The equality clause of the classic social contract theories
of Hobbes, Locke, and Rousseau later reappears in contemporary contractual justice theory, that is, John Rawls' theory of justice.
Although not addressed explicitly, the works that fit most soundly into the social contract theories
are those that were published in the 1950s and the 1970s, whereas those published later in the 1990s and the early twenty-first century challenge the more direct application of the social contract.
She summarizes and critiques the social contract theories
of Hobbes, Locke, Rousseau, Kant, and Rawls; explores the relationship of terrorism to social contract theory; and proposes strategies for ameliorating terrorism by fostering governmental legitimacy.
It rests on the insight that social contract theories
correspond so closely to the design of states that they cannot really tell us how to do justice to those who fall outside the basic requirements of equal citizenship.
3 (1987) ("The social contract theories
advanced by contemporary thinkers who continue in the contractarian tradition of Locke, Rousseau, and Kant depict 'an idealized moral conception of persons as free, rational and equal'.
According to social contract theories
of morality, right and wrong are nothing more than the agreement among rationally self-interested individuals to give up the unhindered pursuit of their own desires for the security of living in peace.
Social contract theories
and theories of individual rights are often considered to be the most influential philosophies in the process of nation-building through which elaborate mythologies have been created.
Those who would seek to justify such sweeping change may find theoretical solace in the social contract theories
of Locke and Rousseau while their opponents could, somewhat paradoxically, also turn to social contract theory, in particular, that of Thomas Hobbes.
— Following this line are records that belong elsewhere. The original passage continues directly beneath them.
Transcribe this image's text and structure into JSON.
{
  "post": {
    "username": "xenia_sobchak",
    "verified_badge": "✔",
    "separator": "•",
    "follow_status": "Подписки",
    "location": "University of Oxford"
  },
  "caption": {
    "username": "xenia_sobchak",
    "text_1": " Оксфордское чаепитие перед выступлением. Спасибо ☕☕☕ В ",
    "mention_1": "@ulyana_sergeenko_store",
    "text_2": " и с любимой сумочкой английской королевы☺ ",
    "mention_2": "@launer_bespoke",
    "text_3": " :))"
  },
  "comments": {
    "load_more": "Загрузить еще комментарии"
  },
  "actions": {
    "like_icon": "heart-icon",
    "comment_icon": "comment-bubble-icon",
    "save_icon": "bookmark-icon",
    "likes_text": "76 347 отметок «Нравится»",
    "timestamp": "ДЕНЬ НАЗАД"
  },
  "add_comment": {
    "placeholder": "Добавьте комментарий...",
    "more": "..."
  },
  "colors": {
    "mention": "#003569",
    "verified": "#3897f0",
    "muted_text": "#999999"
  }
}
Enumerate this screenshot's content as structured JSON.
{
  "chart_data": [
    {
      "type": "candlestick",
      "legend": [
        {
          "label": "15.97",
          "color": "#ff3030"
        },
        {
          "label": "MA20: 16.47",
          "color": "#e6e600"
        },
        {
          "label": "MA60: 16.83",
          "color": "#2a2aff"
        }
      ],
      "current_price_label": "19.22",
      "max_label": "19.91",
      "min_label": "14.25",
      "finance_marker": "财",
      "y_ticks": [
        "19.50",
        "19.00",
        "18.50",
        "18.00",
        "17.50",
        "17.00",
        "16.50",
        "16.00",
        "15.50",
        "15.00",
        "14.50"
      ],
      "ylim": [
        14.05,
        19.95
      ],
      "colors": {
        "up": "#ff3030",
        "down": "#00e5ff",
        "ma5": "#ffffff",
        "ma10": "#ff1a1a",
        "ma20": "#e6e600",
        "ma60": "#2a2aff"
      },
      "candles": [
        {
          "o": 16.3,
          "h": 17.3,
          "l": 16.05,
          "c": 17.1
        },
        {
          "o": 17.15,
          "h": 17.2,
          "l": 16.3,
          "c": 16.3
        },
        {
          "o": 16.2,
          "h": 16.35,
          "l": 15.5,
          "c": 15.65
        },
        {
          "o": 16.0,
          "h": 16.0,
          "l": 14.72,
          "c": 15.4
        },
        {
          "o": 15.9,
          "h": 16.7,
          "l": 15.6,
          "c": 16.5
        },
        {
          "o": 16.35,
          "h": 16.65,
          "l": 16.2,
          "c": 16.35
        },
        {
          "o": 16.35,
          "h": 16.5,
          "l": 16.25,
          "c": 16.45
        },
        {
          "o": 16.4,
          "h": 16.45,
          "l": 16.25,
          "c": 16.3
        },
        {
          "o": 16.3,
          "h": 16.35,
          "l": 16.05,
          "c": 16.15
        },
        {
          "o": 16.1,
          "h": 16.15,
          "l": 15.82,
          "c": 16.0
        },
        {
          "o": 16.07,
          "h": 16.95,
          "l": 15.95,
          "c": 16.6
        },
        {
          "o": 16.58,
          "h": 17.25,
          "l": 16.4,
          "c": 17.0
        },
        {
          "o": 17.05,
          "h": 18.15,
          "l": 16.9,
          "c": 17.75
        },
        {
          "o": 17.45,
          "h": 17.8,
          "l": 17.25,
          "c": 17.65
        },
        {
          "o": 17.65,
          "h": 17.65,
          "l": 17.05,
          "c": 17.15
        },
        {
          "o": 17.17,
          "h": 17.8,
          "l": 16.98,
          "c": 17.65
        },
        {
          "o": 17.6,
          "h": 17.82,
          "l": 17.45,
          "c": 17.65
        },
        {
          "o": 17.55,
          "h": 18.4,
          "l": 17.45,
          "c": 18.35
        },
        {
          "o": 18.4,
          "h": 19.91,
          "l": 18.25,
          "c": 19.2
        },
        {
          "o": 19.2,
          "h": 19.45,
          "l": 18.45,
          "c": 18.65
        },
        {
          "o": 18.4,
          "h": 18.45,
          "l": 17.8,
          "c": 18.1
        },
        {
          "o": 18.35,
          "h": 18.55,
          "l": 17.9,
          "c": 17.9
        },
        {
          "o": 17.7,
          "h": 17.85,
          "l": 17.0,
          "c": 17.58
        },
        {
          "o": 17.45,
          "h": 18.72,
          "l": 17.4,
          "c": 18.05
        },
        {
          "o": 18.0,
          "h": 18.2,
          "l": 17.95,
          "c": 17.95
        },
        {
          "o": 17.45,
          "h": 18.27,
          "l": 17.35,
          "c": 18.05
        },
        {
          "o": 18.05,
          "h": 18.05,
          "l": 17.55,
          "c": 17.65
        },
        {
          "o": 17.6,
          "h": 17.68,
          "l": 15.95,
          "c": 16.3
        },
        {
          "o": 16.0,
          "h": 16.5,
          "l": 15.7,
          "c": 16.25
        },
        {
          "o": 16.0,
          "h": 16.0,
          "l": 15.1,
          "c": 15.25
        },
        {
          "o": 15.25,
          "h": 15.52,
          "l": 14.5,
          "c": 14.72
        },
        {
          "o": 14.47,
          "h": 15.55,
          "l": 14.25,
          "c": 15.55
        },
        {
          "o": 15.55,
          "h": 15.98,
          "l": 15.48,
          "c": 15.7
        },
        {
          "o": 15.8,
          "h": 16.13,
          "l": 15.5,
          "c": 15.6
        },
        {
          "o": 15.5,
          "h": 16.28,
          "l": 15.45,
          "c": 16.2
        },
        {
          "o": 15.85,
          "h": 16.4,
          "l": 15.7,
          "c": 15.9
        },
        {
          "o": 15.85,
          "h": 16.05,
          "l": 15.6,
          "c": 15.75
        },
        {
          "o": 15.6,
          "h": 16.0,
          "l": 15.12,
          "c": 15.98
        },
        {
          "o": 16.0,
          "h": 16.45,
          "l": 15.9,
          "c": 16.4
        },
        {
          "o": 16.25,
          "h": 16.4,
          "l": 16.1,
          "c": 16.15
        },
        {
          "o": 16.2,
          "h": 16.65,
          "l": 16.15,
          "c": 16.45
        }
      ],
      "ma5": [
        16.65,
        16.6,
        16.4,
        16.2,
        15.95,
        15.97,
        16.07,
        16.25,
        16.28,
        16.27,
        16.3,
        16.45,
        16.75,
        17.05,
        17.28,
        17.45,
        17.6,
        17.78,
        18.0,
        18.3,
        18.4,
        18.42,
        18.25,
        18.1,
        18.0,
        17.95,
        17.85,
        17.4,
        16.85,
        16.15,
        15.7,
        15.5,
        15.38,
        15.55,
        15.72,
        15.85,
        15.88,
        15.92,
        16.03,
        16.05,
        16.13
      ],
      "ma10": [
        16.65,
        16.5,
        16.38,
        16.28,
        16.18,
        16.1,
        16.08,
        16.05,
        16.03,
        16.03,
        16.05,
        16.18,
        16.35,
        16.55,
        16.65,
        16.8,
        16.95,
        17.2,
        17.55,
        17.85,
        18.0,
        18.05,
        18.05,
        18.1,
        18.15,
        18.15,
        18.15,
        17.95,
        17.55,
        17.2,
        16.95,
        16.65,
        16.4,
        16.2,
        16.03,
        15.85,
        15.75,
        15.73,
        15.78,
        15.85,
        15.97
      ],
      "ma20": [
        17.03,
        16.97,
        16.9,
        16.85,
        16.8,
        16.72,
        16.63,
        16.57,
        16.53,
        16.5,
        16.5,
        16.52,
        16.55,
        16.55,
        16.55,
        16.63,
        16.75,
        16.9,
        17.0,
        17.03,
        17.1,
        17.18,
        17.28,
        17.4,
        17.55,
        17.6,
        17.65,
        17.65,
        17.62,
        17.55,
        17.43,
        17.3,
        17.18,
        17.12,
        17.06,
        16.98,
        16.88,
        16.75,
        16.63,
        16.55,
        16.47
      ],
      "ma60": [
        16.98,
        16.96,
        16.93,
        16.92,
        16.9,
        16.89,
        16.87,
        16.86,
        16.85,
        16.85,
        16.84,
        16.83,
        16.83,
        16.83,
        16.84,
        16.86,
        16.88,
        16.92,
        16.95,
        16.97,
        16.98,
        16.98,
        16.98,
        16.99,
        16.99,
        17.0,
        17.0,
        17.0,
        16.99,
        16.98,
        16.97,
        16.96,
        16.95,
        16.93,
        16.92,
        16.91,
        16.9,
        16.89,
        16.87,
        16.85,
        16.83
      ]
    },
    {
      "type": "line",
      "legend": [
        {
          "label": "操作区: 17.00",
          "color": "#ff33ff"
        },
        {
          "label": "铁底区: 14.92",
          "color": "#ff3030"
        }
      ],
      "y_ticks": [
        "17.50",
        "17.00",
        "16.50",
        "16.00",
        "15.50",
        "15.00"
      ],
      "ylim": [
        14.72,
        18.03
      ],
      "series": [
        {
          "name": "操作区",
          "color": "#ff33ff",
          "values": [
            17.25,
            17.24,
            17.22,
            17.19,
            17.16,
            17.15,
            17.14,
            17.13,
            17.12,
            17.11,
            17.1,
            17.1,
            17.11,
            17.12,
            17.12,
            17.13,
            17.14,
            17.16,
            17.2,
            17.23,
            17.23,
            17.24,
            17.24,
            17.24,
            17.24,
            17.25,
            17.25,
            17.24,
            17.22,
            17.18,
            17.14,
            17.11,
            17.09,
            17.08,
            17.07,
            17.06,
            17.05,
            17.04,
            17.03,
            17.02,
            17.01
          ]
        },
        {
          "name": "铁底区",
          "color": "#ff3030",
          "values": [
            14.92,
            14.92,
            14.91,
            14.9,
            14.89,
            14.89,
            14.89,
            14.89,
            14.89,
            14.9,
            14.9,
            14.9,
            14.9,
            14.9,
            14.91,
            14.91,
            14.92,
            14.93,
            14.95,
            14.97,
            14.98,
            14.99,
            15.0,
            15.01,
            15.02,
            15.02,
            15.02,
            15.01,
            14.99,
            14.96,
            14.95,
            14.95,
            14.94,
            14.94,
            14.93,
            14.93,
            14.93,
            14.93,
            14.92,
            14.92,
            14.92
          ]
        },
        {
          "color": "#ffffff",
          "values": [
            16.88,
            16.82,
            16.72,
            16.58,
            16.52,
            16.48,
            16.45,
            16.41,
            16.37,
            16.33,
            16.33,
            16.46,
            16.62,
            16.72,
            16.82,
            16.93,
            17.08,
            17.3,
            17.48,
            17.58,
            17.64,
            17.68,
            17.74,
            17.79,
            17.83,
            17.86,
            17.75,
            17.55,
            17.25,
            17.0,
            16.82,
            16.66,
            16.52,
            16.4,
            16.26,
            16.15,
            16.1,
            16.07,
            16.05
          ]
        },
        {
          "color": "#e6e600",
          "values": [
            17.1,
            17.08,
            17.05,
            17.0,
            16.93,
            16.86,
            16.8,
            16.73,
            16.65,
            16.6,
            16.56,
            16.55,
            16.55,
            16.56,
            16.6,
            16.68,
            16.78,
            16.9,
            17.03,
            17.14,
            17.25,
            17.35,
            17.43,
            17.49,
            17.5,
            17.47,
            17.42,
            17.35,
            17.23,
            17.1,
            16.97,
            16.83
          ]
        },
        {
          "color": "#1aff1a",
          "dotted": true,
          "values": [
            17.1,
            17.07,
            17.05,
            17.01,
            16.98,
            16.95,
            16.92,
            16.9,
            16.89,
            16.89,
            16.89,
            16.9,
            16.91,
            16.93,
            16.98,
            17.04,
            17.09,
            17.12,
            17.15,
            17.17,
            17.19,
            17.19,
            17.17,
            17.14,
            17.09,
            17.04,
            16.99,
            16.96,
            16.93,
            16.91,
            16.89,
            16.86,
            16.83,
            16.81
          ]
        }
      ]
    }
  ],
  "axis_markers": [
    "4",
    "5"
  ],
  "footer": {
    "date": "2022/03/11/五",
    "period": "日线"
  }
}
Lest this seem a mere effort to strategically ally Catholic social teaching and Murray with the liberal social contract theories
of Rawls in order